They also said further tests involving more nonliver tissues are warranted to confirm the HBV DNA-positive rate and the strength of the association they found between HBV and extrahepatic cancer. – by Joe Gramigna

Disclosures: The authors report no relevant financial disclosures.

    Perspective
    Chari Cohen

    Chari Cohen

    About 292 million people are living with chronic HBV infection a major cause of morbidity and mortality globally. The link between HBV and liver cancer is well known, and screening for liver cancer is recommended as part of routine medical management for people living with HBV. Previous studies have indicated a potential link between HBV infection and additional types of cancer, including pancreatic cancer and lymphoma. Study results, however, have been mixed.

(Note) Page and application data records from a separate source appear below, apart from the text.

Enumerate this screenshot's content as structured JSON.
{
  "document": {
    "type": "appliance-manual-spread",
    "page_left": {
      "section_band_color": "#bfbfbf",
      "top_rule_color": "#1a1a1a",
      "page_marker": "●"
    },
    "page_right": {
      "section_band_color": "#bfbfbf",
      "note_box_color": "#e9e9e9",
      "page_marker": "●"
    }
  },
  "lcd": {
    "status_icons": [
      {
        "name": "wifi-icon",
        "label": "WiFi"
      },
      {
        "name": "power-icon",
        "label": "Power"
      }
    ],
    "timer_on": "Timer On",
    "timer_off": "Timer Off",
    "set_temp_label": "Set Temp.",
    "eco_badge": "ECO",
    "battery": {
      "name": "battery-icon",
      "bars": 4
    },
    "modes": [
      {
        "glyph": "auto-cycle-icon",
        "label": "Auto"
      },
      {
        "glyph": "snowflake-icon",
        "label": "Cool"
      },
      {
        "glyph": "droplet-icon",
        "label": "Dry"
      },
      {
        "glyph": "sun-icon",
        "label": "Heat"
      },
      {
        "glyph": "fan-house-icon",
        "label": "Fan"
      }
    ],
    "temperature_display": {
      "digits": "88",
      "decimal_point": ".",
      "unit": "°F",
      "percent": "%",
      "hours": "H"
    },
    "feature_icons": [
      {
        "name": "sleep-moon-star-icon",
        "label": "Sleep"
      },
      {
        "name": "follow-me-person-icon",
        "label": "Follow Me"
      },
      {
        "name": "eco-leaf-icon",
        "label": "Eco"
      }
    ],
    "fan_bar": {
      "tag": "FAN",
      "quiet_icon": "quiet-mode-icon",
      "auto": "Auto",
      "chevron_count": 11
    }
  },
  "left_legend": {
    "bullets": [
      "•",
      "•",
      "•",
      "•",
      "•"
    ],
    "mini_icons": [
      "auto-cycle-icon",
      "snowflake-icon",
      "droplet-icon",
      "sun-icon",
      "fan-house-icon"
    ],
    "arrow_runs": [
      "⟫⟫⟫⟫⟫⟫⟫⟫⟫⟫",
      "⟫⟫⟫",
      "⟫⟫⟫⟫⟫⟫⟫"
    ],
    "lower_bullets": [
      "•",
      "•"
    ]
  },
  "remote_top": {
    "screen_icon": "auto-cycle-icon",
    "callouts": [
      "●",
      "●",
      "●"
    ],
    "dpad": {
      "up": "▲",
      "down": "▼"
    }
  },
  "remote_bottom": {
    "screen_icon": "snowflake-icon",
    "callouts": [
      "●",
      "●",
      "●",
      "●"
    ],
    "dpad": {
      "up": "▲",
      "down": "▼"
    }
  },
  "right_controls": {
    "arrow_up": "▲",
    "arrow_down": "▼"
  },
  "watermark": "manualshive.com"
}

    This study provides compelling new evidence for the increased risk of nonliver cancers in people with chronic HBV. The study uses a strong methodology, triangulating results of a large biosample analysis with both prospective cohort and nested case control studies. The results are provocative, suggesting that HBV might replicate and express proteins in nonliver cells and possibly play a role in the development of nonliver cancers. Even with study limitations, these results highlight the need for more exploration, and perhaps for additional (nonliver) cancer screenings for those who have chronic HBV. To me, these results highlight the overall need for better prevention and testing for HBV around the world. We have a safe and effective vaccine that can prevent and help to eliminate HBV from the planet yet the vaccine remains underutilized, with only 46% of newborns receiving the birth dose. Globally, only 10% of people living with HBV have been diagnosed, and far fewer treated. We have the tools to save millions of lives. These new data provide more evidence about the negative health impact of HBV. In addition to spurring new research, perhaps these findings will help create a much-needed sense of urgency among stakeholders around the world to prioritize HBV prevention, testing, treatment and the need for a cure.

    • Chari Cohen, DrPH, MPH
    • Senior vice president, Hepatitis B Foundation
      Associate professor, Baruch S. Blumberg Institute

    Disclosures: Cohen reports no relevant financial disclosures.